§ **Work task**
An exact repetition of all the entries that follow is required.

§ **Material shown**

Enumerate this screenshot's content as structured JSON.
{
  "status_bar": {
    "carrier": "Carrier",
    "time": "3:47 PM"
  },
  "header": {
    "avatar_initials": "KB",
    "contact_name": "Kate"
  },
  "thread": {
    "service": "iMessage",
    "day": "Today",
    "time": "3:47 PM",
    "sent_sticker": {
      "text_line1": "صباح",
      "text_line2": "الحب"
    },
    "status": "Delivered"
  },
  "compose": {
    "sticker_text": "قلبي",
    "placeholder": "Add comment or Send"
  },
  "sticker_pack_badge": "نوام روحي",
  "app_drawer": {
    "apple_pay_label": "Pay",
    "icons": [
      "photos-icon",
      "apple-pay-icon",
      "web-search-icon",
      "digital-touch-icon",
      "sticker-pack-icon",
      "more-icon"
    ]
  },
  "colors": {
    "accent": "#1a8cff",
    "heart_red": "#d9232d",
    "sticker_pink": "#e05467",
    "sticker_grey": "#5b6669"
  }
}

§ **Problem solution**
Enumerate this screenshot's content as structured JSON.
{
  "status_bar": {
    "carrier": "Carrier",
    "time": "3:47 PM"
  },
  "header": {
    "avatar_initials": "KB",
    "contact_name": "Kate"
  },
  "thread": {
    "service": "iMessage",
    "day": "Today",
    "time": "3:47 PM",
    "sent_sticker": {
      "text_line1": "صباح",
      "text_line2": "الحب"
    },
    "status": "Delivered"
  },
  "compose": {
    "sticker_text": "قلبي",
    "placeholder": "Add comment or Send"
  },
  "sticker_pack_badge": "نوام روحي",
  "app_drawer": {
    "apple_pay_label": "Pay",
    "icons": [
      "photos-icon",
      "apple-pay-icon",
      "web-search-icon",
      "digital-touch-icon",
      "sticker-pack-icon",
      "more-icon"
    ]
  },
  "colors": {
    "accent": "#1a8cff",
    "heart_red": "#d9232d",
    "sticker_pink": "#e05467",
    "sticker_grey": "#5b6669"
  }
}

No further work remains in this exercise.